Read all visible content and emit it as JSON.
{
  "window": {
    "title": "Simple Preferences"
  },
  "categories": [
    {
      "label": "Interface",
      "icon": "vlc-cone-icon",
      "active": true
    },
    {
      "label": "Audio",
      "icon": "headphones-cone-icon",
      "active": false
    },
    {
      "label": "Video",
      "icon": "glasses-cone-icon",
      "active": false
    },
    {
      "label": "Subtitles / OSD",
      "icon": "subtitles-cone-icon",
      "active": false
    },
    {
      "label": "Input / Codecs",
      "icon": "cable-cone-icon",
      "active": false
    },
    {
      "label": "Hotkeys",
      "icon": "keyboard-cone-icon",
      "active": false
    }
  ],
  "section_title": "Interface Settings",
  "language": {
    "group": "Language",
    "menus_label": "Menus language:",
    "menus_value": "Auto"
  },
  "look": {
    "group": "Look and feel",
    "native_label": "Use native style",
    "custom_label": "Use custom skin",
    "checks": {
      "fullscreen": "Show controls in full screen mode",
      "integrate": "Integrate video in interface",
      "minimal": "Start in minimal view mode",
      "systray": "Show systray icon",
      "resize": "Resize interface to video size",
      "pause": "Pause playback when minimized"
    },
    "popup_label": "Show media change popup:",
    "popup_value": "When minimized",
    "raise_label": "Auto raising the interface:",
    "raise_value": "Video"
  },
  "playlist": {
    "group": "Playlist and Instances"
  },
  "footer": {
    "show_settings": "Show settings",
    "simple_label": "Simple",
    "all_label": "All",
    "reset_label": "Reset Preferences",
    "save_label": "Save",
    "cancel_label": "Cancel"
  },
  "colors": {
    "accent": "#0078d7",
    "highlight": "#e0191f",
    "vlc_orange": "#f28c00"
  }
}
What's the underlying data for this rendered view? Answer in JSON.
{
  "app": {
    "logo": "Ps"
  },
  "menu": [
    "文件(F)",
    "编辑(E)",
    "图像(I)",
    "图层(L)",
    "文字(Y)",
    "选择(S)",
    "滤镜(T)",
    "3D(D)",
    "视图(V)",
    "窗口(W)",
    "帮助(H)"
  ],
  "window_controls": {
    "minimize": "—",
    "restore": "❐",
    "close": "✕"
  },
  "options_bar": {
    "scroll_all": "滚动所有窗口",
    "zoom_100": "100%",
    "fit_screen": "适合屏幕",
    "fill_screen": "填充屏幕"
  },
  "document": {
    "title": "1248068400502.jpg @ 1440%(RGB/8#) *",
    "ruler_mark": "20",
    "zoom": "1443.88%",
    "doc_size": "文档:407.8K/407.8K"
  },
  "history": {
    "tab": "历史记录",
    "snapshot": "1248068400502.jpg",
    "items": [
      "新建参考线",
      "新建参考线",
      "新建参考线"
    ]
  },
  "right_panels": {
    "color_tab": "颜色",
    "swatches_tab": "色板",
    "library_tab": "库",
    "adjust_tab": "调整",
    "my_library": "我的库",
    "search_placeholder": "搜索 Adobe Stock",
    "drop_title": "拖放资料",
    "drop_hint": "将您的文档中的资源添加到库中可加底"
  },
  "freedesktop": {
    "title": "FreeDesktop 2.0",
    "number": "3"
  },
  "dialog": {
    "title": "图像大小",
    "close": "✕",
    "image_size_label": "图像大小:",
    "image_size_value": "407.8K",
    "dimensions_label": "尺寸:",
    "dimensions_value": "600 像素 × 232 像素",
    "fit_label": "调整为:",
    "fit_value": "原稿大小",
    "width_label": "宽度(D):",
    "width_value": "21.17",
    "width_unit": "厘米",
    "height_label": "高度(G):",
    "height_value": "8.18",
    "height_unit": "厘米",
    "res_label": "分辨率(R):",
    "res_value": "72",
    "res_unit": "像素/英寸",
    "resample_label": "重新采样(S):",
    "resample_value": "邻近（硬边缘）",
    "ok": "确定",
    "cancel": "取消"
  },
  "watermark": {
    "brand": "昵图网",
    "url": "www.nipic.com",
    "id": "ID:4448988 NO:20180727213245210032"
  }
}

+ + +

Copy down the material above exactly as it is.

Read all visible content and emit it as JSON.
{
  "window": {
    "title": "Simple Preferences"
  },
  "categories": [
    {
      "label": "Interface",
      "icon": "vlc-cone-icon",
      "active": true
    },
    {
      "label": "Audio",
      "icon": "headphones-cone-icon",
      "active": false
    },
    {
      "label": "Video",
      "icon": "glasses-cone-icon",
      "active": false
    },
    {
      "label": "Subtitles / OSD",
      "icon": "subtitles-cone-icon",
      "active": false
    },
    {
      "label": "Input / Codecs",
      "icon": "cable-cone-icon",
      "active": false
    },
    {
      "label": "Hotkeys",
      "icon": "keyboard-cone-icon",
      "active": false
    }
  ],
  "section_title": "Interface Settings",
  "language": {
    "group": "Language",
    "menus_label": "Menus language:",
    "menus_value": "Auto"
  },
  "look": {
    "group": "Look and feel",
    "native_label": "Use native style",
    "custom_label": "Use custom skin",
    "checks": {
      "fullscreen": "Show controls in full screen mode",
      "integrate": "Integrate video in interface",
      "minimal": "Start in minimal view mode",
      "systray": "Show systray icon",
      "resize": "Resize interface to video size",
      "pause": "Pause playback when minimized"
    },
    "popup_label": "Show media change popup:",
    "popup_value": "When minimized",
    "raise_label": "Auto raising the interface:",
    "raise_value": "Video"
  },
  "playlist": {
    "group": "Playlist and Instances"
  },
  "footer": {
    "show_settings": "Show settings",
    "simple_label": "Simple",
    "all_label": "All",
    "reset_label": "Reset Preferences",
    "save_label": "Save",
    "cancel_label": "Cancel"
  },
  "colors": {
    "accent": "#0078d7",
    "highlight": "#e0191f",
    "vlc_orange": "#f28c00"
  }
}
What's the underlying data for this rendered view? Answer in JSON.
{
  "app": {
    "logo": "Ps"
  },
  "menu": [
    "文件(F)",
    "编辑(E)",
    "图像(I)",
    "图层(L)",
    "文字(Y)",
    "选择(S)",
    "滤镜(T)",
    "3D(D)",
    "视图(V)",
    "窗口(W)",
    "帮助(H)"
  ],
  "window_controls": {
    "minimize": "—",
    "restore": "❐",
    "close": "✕"
  },
  "options_bar": {
    "scroll_all": "滚动所有窗口",
    "zoom_100": "100%",
    "fit_screen": "适合屏幕",
    "fill_screen": "填充屏幕"
  },
  "document": {
    "title": "1248068400502.jpg @ 1440%(RGB/8#) *",
    "ruler_mark": "20",
    "zoom": "1443.88%",
    "doc_size": "文档:407.8K/407.8K"
  },
  "history": {
    "tab": "历史记录",
    "snapshot": "1248068400502.jpg",
    "items": [
      "新建参考线",
      "新建参考线",
      "新建参考线"
    ]
  },
  "right_panels": {
    "color_tab": "颜色",
    "swatches_tab": "色板",
    "library_tab": "库",
    "adjust_tab": "调整",
    "my_library": "我的库",
    "search_placeholder": "搜索 Adobe Stock",
    "drop_title": "拖放资料",
    "drop_hint": "将您的文档中的资源添加到库中可加底"
  },
  "freedesktop": {
    "title": "FreeDesktop 2.0",
    "number": "3"
  },
  "dialog": {
    "title": "图像大小",
    "close": "✕",
    "image_size_label": "图像大小:",
    "image_size_value": "407.8K",
    "dimensions_label": "尺寸:",
    "dimensions_value": "600 像素 × 232 像素",
    "fit_label": "调整为:",
    "fit_value": "原稿大小",
    "width_label": "宽度(D):",
    "width_value": "21.17",
    "width_unit": "厘米",
    "height_label": "高度(G):",
    "height_value": "8.18",
    "height_unit": "厘米",
    "res_label": "分辨率(R):",
    "res_value": "72",
    "res_unit": "像素/英寸",
    "resample_label": "重新采样(S):",
    "resample_value": "邻近（硬边缘）",
    "ok": "确定",
    "cancel": "取消"
  },
  "watermark": {
    "brand": "昵图网",
    "url": "www.nipic.com",
    "id": "ID:4448988 NO:20180727213245210032"
  }
}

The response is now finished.